STUDY MATERIAL:
=====

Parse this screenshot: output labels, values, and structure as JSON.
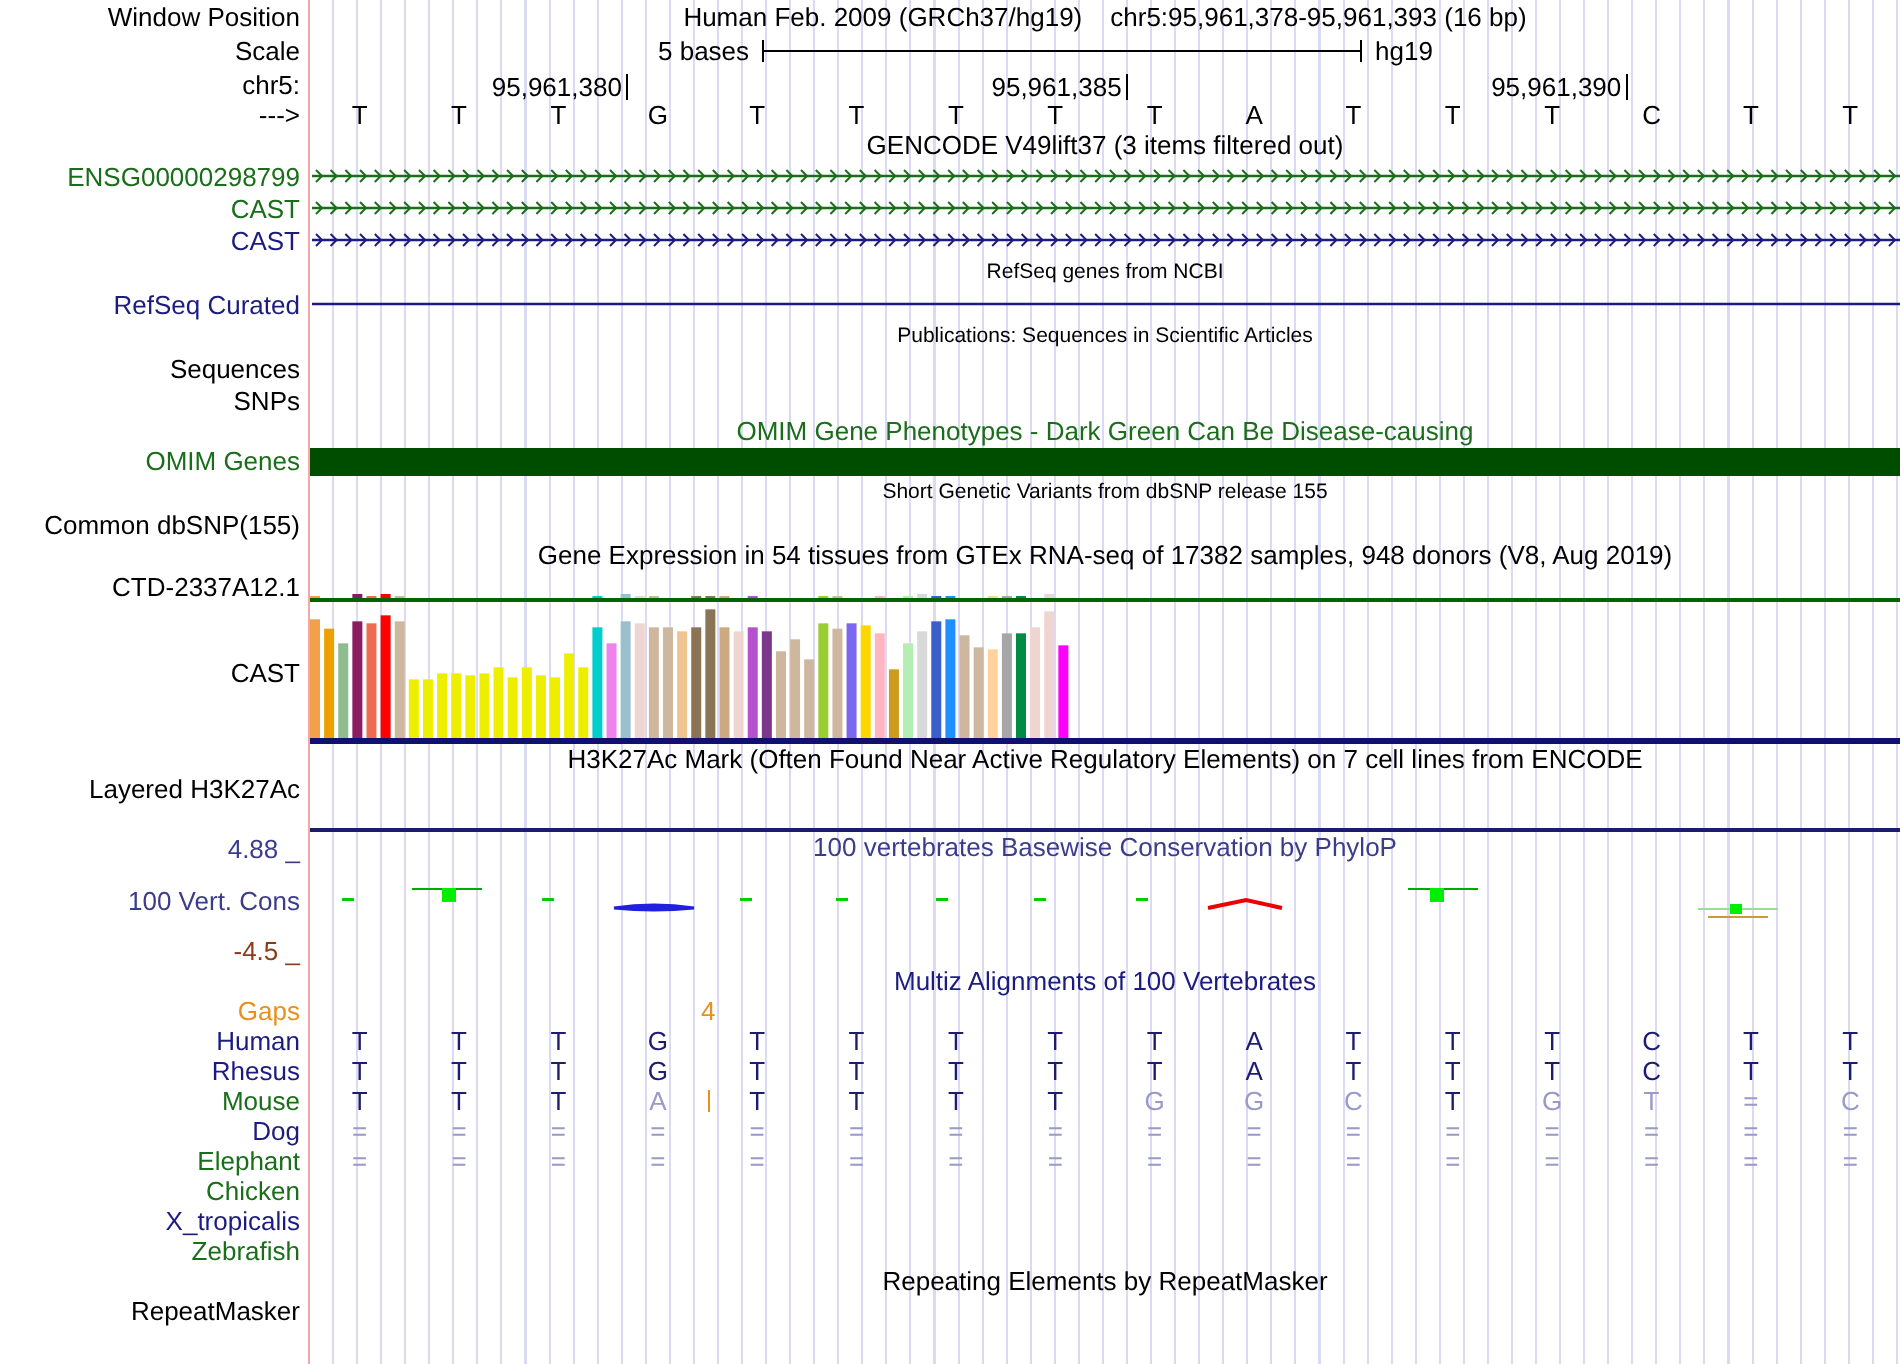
{
  "header": {
    "position_label": "Window Position",
    "assembly": "Human Feb. 2009 (GRCh37/hg19)",
    "position": "chr5:95,961,378-95,961,393 (16 bp)",
    "scale_label": "Scale",
    "scale_text": "5 bases",
    "scale_db": "hg19",
    "chrom_label": "chr5:",
    "ticks": [
      "95,961,380",
      "95,961,385",
      "95,961,390"
    ],
    "strand_label": "--->",
    "bases": [
      "T",
      "T",
      "T",
      "G",
      "T",
      "T",
      "T",
      "T",
      "T",
      "A",
      "T",
      "T",
      "T",
      "C",
      "T",
      "T"
    ]
  },
  "tracks": [
    {
      "kind": "title",
      "text": "GENCODE V49lift37 (3 items filtered out)",
      "color": "#000000"
    },
    {
      "kind": "gene",
      "label": "ENSG00000298799",
      "color": "#1a6e1a",
      "chevrons": true
    },
    {
      "kind": "gene",
      "label": "CAST",
      "color": "#1a6e1a",
      "chevrons": true
    },
    {
      "kind": "gene",
      "label": "CAST",
      "color": "#1c1c80",
      "chevrons": true
    },
    {
      "kind": "small_title",
      "text": "RefSeq genes from NCBI",
      "color": "#000000"
    },
    {
      "kind": "gene",
      "label": "RefSeq Curated",
      "color": "#1c1c80",
      "chevrons": false
    },
    {
      "kind": "small_title",
      "text": "Publications: Sequences in Scientific Articles",
      "color": "#000000"
    },
    {
      "kind": "label",
      "label": "Sequences",
      "color": "#000000"
    },
    {
      "kind": "label",
      "label": "SNPs",
      "color": "#000000"
    },
    {
      "kind": "title",
      "text": "OMIM Gene Phenotypes - Dark Green Can Be Disease-causing",
      "color": "#1a6e1a"
    },
    {
      "kind": "bar",
      "label": "OMIM Genes",
      "color": "#1a6e1a"
    },
    {
      "kind": "small_title",
      "text": "Short Genetic Variants from dbSNP release 155",
      "color": "#000000"
    },
    {
      "kind": "label",
      "label": "Common dbSNP(155)",
      "color": "#000000"
    },
    {
      "kind": "title",
      "text": "Gene Expression in 54 tissues from GTEx RNA-seq of 17382 samples, 948 donors (V8, Aug 2019)",
      "color": "#000000"
    },
    {
      "kind": "gtex_small",
      "label": "CTD-2337A12.1",
      "color": "#000000"
    },
    {
      "kind": "gtex",
      "label": "CAST",
      "color": "#000000"
    },
    {
      "kind": "title",
      "text": "H3K27Ac Mark (Often Found Near Active Regulatory Elements) on 7 cell lines from ENCODE",
      "color": "#000000"
    },
    {
      "kind": "layered",
      "label": "Layered H3K27Ac",
      "color": "#000000"
    },
    {
      "kind": "wiggle",
      "title": "100 vertebrates Basewise Conservation by PhyloP",
      "max_label": "4.88 _",
      "label": "100 Vert. Cons",
      "min_label": "-4.5 _",
      "color": "#3c3c8c"
    },
    {
      "kind": "title",
      "text": "Multiz Alignments of 100 Vertebrates",
      "color": "#1c1c80"
    },
    {
      "kind": "gaps",
      "label": "Gaps",
      "color": "#e8901c",
      "count": "4"
    },
    {
      "kind": "species",
      "label": "Human",
      "color": "#1c1c80",
      "bases": [
        {
          "base": "T",
          "mismatch": false
        },
        {
          "base": "T",
          "mismatch": false
        },
        {
          "base": "T",
          "mismatch": false
        },
        {
          "base": "G",
          "mismatch": false
        },
        {
          "base": "T",
          "mismatch": false
        },
        {
          "base": "T",
          "mismatch": false
        },
        {
          "base": "T",
          "mismatch": false
        },
        {
          "base": "T",
          "mismatch": false
        },
        {
          "base": "T",
          "mismatch": false
        },
        {
          "base": "A",
          "mismatch": false
        },
        {
          "base": "T",
          "mismatch": false
        },
        {
          "base": "T",
          "mismatch": false
        },
        {
          "base": "T",
          "mismatch": false
        },
        {
          "base": "C",
          "mismatch": false
        },
        {
          "base": "T",
          "mismatch": false
        },
        {
          "base": "T",
          "mismatch": false
        }
      ]
    },
    {
      "kind": "species",
      "label": "Rhesus",
      "color": "#1c1c80",
      "bases": [
        {
          "base": "T",
          "mismatch": false
        },
        {
          "base": "T",
          "mismatch": false
        },
        {
          "base": "T",
          "mismatch": false
        },
        {
          "base": "G",
          "mismatch": false
        },
        {
          "base": "T",
          "mismatch": false
        },
        {
          "base": "T",
          "mismatch": false
        },
        {
          "base": "T",
          "mismatch": false
        },
        {
          "base": "T",
          "mismatch": false
        },
        {
          "base": "T",
          "mismatch": false
        },
        {
          "base": "A",
          "mismatch": false
        },
        {
          "base": "T",
          "mismatch": false
        },
        {
          "base": "T",
          "mismatch": false
        },
        {
          "base": "T",
          "mismatch": false
        },
        {
          "base": "C",
          "mismatch": false
        },
        {
          "base": "T",
          "mismatch": false
        },
        {
          "base": "T",
          "mismatch": false
        }
      ]
    },
    {
      "kind": "species",
      "label": "Mouse",
      "color": "#1a6e1a",
      "bases": [
        {
          "base": "T",
          "mismatch": false
        },
        {
          "base": "T",
          "mismatch": false
        },
        {
          "base": "T",
          "mismatch": false
        },
        {
          "base": "A",
          "mismatch": true,
          "insertion": true
        },
        {
          "base": "T",
          "mismatch": false
        },
        {
          "base": "T",
          "mismatch": false
        },
        {
          "base": "T",
          "mismatch": false
        },
        {
          "base": "T",
          "mismatch": false
        },
        {
          "base": "G",
          "mismatch": true
        },
        {
          "base": "G",
          "mismatch": true
        },
        {
          "base": "C",
          "mismatch": true
        },
        {
          "base": "T",
          "mismatch": false
        },
        {
          "base": "G",
          "mismatch": true
        },
        {
          "base": "T",
          "mismatch": true
        },
        {
          "base": "=",
          "mismatch": true
        },
        {
          "base": "C",
          "mismatch": true
        }
      ]
    },
    {
      "kind": "species",
      "label": "Dog",
      "color": "#1c1c80",
      "bases": [
        {
          "base": "=",
          "mismatch": true
        },
        {
          "base": "=",
          "mismatch": true
        },
        {
          "base": "=",
          "mismatch": true
        },
        {
          "base": "=",
          "mismatch": true
        },
        {
          "base": "=",
          "mismatch": true
        },
        {
          "base": "=",
          "mismatch": true
        },
        {
          "base": "=",
          "mismatch": true
        },
        {
          "base": "=",
          "mismatch": true
        },
        {
          "base": "=",
          "mismatch": true
        },
        {
          "base": "=",
          "mismatch": true
        },
        {
          "base": "=",
          "mismatch": true
        },
        {
          "base": "=",
          "mismatch": true
        },
        {
          "base": "=",
          "mismatch": true
        },
        {
          "base": "=",
          "mismatch": true
        },
        {
          "base": "=",
          "mismatch": true
        },
        {
          "base": "=",
          "mismatch": true
        }
      ]
    },
    {
      "kind": "species",
      "label": "Elephant",
      "color": "#1a6e1a",
      "bases": [
        {
          "base": "=",
          "mismatch": true
        },
        {
          "base": "=",
          "mismatch": true
        },
        {
          "base": "=",
          "mismatch": true
        },
        {
          "base": "=",
          "mismatch": true
        },
        {
          "base": "=",
          "mismatch": true
        },
        {
          "base": "=",
          "mismatch": true
        },
        {
          "base": "=",
          "mismatch": true
        },
        {
          "base": "=",
          "mismatch": true
        },
        {
          "base": "=",
          "mismatch": true
        },
        {
          "base": "=",
          "mismatch": true
        },
        {
          "base": "=",
          "mismatch": true
        },
        {
          "base": "=",
          "mismatch": true
        },
        {
          "base": "=",
          "mismatch": true
        },
        {
          "base": "=",
          "mismatch": true
        },
        {
          "base": "=",
          "mismatch": true
        },
        {
          "base": "=",
          "mismatch": true
        }
      ]
    },
    {
      "kind": "species",
      "label": "Chicken",
      "color": "#1a6e1a"
    },
    {
      "kind": "species",
      "label": "X_tropicalis",
      "color": "#1c1c80"
    },
    {
      "kind": "species",
      "label": "Zebrafish",
      "color": "#1a6e1a"
    },
    {
      "kind": "title",
      "text": "Repeating Elements by RepeatMasker",
      "color": "#000000"
    },
    {
      "kind": "label",
      "label": "RepeatMasker",
      "color": "#000000"
    }
  ]
}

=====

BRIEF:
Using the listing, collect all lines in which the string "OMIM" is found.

ANSWER BELOW:
      "text": "OMIM Gene Phenotypes - Dark Green Can Be Disease-causing",
      "label": "OMIM Genes",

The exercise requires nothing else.